**Record set**
****
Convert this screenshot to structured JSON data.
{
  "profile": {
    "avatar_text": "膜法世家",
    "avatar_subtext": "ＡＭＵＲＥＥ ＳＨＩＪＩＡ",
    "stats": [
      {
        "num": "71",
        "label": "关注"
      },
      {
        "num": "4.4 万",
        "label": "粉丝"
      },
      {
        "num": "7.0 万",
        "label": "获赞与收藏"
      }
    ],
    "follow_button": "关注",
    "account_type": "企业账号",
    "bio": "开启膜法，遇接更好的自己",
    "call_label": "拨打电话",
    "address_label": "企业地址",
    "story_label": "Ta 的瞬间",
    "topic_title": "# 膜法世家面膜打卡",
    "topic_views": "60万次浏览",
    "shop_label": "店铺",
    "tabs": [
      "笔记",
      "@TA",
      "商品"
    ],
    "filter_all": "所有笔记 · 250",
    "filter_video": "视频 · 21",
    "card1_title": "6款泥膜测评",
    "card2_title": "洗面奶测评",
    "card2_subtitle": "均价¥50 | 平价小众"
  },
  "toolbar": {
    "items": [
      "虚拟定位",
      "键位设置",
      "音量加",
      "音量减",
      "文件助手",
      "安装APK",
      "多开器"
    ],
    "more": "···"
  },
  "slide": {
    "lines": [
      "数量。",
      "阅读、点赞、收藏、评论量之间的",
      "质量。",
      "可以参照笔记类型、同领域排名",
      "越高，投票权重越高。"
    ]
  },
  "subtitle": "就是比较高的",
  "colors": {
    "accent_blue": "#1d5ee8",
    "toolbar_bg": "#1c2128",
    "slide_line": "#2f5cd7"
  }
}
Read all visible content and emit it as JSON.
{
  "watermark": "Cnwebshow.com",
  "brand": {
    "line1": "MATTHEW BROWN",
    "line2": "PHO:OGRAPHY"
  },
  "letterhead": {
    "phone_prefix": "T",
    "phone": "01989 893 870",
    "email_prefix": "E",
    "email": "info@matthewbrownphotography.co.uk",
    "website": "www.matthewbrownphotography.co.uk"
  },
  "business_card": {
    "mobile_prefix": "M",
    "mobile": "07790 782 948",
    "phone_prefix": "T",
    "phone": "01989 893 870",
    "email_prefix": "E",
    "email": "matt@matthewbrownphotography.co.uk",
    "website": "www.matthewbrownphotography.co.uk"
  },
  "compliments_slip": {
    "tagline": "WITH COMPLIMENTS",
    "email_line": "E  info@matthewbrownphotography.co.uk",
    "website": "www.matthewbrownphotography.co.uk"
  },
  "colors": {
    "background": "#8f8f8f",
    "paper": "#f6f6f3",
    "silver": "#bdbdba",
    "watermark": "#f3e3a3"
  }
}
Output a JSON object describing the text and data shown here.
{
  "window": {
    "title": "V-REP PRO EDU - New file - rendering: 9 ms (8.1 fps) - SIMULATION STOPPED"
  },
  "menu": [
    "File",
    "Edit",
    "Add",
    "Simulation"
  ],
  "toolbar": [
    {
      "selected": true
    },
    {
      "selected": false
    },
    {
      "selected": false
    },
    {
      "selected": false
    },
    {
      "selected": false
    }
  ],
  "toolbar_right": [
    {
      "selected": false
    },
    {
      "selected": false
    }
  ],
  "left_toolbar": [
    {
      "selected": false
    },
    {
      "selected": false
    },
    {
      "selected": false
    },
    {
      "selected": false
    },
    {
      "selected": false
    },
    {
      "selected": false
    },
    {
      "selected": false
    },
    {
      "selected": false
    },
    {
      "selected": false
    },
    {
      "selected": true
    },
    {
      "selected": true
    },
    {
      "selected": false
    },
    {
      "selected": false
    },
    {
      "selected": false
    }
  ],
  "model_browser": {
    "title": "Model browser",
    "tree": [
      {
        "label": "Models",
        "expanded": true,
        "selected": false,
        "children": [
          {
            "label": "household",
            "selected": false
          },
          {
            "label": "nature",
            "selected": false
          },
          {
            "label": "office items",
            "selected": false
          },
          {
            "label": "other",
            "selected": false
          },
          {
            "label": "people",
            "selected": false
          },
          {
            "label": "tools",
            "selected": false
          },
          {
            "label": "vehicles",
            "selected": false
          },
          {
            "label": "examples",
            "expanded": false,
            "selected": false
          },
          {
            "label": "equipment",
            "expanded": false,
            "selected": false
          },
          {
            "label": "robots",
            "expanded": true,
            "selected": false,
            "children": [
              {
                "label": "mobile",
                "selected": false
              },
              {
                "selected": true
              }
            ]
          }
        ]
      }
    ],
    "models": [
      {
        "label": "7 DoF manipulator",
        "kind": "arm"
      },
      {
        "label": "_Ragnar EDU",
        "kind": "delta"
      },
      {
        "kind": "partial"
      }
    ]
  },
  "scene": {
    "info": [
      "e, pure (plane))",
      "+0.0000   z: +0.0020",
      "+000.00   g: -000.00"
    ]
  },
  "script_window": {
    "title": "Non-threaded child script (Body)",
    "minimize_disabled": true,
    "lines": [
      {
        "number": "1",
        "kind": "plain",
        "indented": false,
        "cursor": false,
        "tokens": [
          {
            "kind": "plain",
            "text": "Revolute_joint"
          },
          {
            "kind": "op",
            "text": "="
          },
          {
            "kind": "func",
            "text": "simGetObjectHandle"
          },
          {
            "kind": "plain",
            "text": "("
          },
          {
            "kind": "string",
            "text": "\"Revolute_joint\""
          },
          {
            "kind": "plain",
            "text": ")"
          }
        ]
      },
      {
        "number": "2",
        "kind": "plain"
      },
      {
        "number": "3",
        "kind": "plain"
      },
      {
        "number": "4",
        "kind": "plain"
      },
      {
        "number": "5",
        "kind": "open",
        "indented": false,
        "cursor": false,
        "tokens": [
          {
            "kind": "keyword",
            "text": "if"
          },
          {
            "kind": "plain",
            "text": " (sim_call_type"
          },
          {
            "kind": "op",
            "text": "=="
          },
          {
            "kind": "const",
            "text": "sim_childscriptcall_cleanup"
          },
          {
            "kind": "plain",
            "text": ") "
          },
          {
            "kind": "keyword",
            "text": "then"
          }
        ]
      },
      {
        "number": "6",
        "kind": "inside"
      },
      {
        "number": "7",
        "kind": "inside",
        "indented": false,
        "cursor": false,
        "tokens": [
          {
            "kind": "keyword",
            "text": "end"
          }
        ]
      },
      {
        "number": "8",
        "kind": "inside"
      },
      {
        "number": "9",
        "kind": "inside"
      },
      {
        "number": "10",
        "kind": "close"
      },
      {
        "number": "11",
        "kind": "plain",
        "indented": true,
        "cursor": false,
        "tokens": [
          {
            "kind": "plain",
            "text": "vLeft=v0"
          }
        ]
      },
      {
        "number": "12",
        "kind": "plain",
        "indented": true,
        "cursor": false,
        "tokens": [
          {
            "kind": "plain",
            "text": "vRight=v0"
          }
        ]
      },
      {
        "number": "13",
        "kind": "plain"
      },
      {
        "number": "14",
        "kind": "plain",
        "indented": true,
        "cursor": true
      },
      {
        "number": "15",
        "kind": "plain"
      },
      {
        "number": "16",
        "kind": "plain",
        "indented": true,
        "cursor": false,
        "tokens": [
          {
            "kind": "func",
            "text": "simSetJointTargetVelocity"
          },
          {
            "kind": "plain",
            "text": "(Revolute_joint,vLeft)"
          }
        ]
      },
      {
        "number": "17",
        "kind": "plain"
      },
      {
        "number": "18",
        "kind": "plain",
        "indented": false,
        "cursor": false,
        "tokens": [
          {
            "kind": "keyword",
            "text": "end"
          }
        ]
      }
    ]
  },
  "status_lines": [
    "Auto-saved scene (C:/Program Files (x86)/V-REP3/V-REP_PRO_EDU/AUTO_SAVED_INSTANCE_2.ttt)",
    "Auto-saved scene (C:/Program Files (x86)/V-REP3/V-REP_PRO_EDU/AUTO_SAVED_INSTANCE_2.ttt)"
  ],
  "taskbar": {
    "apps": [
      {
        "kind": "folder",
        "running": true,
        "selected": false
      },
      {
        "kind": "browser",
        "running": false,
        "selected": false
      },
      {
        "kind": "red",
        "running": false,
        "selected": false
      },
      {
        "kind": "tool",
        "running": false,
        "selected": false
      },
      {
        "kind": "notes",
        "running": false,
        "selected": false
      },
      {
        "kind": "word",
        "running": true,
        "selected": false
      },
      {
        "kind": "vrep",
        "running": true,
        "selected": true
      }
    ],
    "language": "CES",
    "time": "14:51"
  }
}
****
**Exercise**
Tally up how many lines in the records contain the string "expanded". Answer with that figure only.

**Written solution**
4